RECORDS TO PROCESS section start
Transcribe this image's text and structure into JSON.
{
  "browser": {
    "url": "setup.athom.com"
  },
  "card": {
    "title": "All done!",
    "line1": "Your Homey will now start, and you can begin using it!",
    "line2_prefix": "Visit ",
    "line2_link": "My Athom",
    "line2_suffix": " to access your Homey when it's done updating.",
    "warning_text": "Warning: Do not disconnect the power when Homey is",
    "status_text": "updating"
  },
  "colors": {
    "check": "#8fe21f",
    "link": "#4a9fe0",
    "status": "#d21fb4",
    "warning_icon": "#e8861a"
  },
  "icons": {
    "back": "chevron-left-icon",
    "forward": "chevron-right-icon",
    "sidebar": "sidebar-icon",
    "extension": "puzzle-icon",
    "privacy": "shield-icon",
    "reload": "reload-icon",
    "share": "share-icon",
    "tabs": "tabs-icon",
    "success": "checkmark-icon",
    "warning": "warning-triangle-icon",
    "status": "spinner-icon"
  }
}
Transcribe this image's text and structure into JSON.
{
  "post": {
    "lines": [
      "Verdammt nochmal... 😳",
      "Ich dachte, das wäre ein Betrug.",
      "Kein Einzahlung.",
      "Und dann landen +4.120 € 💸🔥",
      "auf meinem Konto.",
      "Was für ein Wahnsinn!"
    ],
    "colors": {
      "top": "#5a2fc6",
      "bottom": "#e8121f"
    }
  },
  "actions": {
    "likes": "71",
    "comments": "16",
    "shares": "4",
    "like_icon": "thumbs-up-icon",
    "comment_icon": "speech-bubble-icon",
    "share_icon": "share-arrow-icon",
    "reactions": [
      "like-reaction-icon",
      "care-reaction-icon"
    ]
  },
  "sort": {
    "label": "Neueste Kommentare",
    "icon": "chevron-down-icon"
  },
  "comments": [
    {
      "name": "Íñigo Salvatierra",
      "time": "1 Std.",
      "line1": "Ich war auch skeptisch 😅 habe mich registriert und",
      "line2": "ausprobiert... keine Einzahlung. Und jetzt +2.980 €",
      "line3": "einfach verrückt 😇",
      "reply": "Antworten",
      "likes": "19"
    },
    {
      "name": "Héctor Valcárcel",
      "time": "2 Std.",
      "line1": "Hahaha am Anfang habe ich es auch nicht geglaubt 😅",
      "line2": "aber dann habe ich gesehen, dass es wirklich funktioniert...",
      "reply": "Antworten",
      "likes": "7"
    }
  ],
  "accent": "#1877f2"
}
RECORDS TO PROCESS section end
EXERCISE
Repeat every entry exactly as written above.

YOUR RESPONSE
Transcribe this image's text and structure into JSON.
{
  "browser": {
    "url": "setup.athom.com"
  },
  "card": {
    "title": "All done!",
    "line1": "Your Homey will now start, and you can begin using it!",
    "line2_prefix": "Visit ",
    "line2_link": "My Athom",
    "line2_suffix": " to access your Homey when it's done updating.",
    "warning_text": "Warning: Do not disconnect the power when Homey is",
    "status_text": "updating"
  },
  "colors": {
    "check": "#8fe21f",
    "link": "#4a9fe0",
    "status": "#d21fb4",
    "warning_icon": "#e8861a"
  },
  "icons": {
    "back": "chevron-left-icon",
    "forward": "chevron-right-icon",
    "sidebar": "sidebar-icon",
    "extension": "puzzle-icon",
    "privacy": "shield-icon",
    "reload": "reload-icon",
    "share": "share-icon",
    "tabs": "tabs-icon",
    "success": "checkmark-icon",
    "warning": "warning-triangle-icon",
    "status": "spinner-icon"
  }
}
Transcribe this image's text and structure into JSON.
{
  "post": {
    "lines": [
      "Verdammt nochmal... 😳",
      "Ich dachte, das wäre ein Betrug.",
      "Kein Einzahlung.",
      "Und dann landen +4.120 € 💸🔥",
      "auf meinem Konto.",
      "Was für ein Wahnsinn!"
    ],
    "colors": {
      "top": "#5a2fc6",
      "bottom": "#e8121f"
    }
  },
  "actions": {
    "likes": "71",
    "comments": "16",
    "shares": "4",
    "like_icon": "thumbs-up-icon",
    "comment_icon": "speech-bubble-icon",
    "share_icon": "share-arrow-icon",
    "reactions": [
      "like-reaction-icon",
      "care-reaction-icon"
    ]
  },
  "sort": {
    "label": "Neueste Kommentare",
    "icon": "chevron-down-icon"
  },
  "comments": [
    {
      "name": "Íñigo Salvatierra",
      "time": "1 Std.",
      "line1": "Ich war auch skeptisch 😅 habe mich registriert und",
      "line2": "ausprobiert... keine Einzahlung. Und jetzt +2.980 €",
      "line3": "einfach verrückt 😇",
      "reply": "Antworten",
      "likes": "19"
    },
    {
      "name": "Héctor Valcárcel",
      "time": "2 Std.",
      "line1": "Hahaha am Anfang habe ich es auch nicht geglaubt 😅",
      "line2": "aber dann habe ich gesehen, dass es wirklich funktioniert...",
      "reply": "Antworten",
      "likes": "7"
    }
  ],
  "accent": "#1877f2"
}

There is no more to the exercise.